For this tutorial your lambda function needs a role with permission to do the following:
"kinesis:GetRecords", "kinesis:GetShardIterator", "kinesis:DescribeStream", "kinesis:ListStreams", "logs:CreateLogGroup", "logs:CreateLogStream", "logs:PutLogEvents"
3. Create the lambda function
Create a new Lambda function by clicking
Create Function and give it the following properties:
- Name: lambda_function_payload
- Runtime: Python 3
- Permissions: Use existing role, and select the role you made in the previous step
4. Create the Python script
Copy this Python script to a file locally. In my case, it’s called lambda_function_payload.py and is inside a subdirectory called lambda_function_payload. This subdirectory is important for the next step.

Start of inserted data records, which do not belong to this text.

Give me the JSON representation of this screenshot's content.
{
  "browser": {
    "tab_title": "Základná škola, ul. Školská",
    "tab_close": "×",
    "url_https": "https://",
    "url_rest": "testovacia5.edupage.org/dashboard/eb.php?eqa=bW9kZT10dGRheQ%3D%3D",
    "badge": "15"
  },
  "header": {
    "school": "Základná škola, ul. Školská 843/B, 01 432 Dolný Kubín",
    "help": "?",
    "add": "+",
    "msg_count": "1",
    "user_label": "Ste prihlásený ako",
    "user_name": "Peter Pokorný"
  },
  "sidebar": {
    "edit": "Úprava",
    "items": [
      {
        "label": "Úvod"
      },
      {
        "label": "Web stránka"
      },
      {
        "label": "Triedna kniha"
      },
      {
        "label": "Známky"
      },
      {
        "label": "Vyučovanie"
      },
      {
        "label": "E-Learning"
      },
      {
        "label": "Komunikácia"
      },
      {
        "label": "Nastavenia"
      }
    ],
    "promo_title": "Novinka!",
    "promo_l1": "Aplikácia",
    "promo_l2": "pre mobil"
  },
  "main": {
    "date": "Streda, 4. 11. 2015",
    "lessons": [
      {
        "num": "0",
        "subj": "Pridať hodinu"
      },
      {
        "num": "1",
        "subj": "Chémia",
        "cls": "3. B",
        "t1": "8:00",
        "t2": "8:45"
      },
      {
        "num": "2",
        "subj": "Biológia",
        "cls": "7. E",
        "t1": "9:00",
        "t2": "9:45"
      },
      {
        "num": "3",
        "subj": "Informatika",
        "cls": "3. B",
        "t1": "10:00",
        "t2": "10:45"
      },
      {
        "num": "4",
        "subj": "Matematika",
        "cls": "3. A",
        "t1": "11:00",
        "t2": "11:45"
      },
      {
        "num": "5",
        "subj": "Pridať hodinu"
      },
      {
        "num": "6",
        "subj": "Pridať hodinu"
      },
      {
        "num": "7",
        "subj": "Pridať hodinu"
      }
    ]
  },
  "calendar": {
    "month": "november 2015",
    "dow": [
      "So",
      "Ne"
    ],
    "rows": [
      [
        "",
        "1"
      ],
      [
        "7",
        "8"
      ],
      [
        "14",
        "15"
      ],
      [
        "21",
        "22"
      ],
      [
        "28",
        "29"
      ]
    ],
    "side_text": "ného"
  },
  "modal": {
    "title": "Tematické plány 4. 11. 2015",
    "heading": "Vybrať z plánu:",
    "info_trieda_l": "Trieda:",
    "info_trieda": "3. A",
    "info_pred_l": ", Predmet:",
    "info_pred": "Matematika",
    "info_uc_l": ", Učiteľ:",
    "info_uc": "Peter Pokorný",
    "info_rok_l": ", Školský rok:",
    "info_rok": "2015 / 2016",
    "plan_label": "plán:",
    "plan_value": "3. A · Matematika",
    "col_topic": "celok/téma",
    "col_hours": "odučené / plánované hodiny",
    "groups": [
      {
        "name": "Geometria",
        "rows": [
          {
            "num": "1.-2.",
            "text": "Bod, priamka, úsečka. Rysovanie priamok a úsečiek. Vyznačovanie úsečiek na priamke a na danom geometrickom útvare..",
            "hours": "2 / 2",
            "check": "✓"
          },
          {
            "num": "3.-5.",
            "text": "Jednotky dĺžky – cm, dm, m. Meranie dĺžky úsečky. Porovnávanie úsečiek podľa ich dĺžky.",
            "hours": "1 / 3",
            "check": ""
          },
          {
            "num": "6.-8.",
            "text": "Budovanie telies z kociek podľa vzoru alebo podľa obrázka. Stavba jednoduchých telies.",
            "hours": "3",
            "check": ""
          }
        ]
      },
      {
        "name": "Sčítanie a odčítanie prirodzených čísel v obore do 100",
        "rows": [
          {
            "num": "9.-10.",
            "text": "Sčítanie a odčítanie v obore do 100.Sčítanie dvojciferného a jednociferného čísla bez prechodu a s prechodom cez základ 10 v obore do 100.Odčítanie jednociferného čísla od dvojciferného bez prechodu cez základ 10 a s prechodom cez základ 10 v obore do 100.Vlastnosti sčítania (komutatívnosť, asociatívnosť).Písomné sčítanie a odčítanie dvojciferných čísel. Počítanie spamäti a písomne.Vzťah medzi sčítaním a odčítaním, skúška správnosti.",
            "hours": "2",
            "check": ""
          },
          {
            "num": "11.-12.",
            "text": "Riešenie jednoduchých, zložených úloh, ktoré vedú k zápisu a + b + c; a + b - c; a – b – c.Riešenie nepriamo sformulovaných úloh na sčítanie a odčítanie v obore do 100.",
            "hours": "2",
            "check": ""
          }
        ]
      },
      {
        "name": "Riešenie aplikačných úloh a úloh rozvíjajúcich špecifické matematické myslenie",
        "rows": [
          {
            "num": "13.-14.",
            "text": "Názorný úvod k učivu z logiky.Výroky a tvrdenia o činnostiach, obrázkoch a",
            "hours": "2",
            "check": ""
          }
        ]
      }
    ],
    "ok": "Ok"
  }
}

import snowplow_analytics_sdk.event_transformer import snowplow_analytics_sdk.snowplow_event_transformation_exception import json import base64 # Decode batch of lambda records from Base64 to TSV def decode_records(update): data =  if "Records" in update: for record in update["Records"]: if "kinesis" in record and "data" in record['kinesis']: # decode base64 data in each record and append to the list decoded_data = base64.b64decode(record['kinesis']['data']).decode('utf-8') data.append(decoded_data) return data # Entry point for the lambda function # Output from the print statments can be found in cloudwatch def lambda_handler(event, context): # Uncomment this line to show the raw batch of events # print("Received event: " + json.dumps(event, indent=2)) # Decode received batch of records from Base64 to Snowplow TSV records = decode_records(event) for record in records: try: # Transform record from Snowplow TSV to JSON print(snowplow_analytics_sdk.event_transformer.transform(record)) print("Succesfully retrieved and transformed event") except snowplow_analytics_sdk.snowplow_event_transformation_exception.SnowplowEventTransformationException as e: for error_message in e.error_messages: print(error_message) continue return
5. Package and upload the Python script
Package a zip file for lambda with the following script. Copy it to a new file and place it in the directory above the python script. Note that this is being run on a subdirectry with the Python app called lambda_function_payload.py. The Python fuction above is written in Python 3 the script below will install the Snowplow Python Analytics SDK in the directory so that it is included in the zip file. You could also consider creating a virtual environment using pipenv or virtualenv rather than installing the Analytics SDK globally.
#!/bin/bash cd lambda_function_payload pip3 install snowplow_analytics_sdk -t . --upgrade chmod -R 755 . zip -r ../lambda_function_payload.zip . cd ..
Upload the zip file to lambda in the AWS Console. Since the dependency is a couple of mb, we won’t be able to see and edit the code in AWS.
Set up the basic settings to point to the handler in the Python script. The handler is the entry point into the code where execution will begin. The handler is formated as
.py is not included.
6. Add a trigger to connect it to the enriched kinesis stream
Set up your trigger based on the screenshot below. The default values will be fine but note that your Kinesis stream will be named differently. For your production workloads, you may wish to use different batch sizes and utilise retries but this will vary depending on your use case.
7. Test and confirm events are being processed
Send some events into your Snowplow pipeline and give them a couple seconds to process. Click on monitoring on the lambda fuction page and scroll down to CloudWatch logs. You should see some entries appearing.
Looking at the logs, you should see something like this. What you see here is the entire event’s data in JSON format. You have now succesfully read from the real time stream and are ready to process your events!
Okay, what next?
Now that you have control over data coming out of the real time stream. Here are some articles with ideas on what you can do with it:
- How real-time data enables personalization and engagement
- Snowplow for retail part 5
- Code Combat – A more advanced example of using AWS Lambda functions
If you want to learn more about what you can achieve with Snowplow, get in touch today!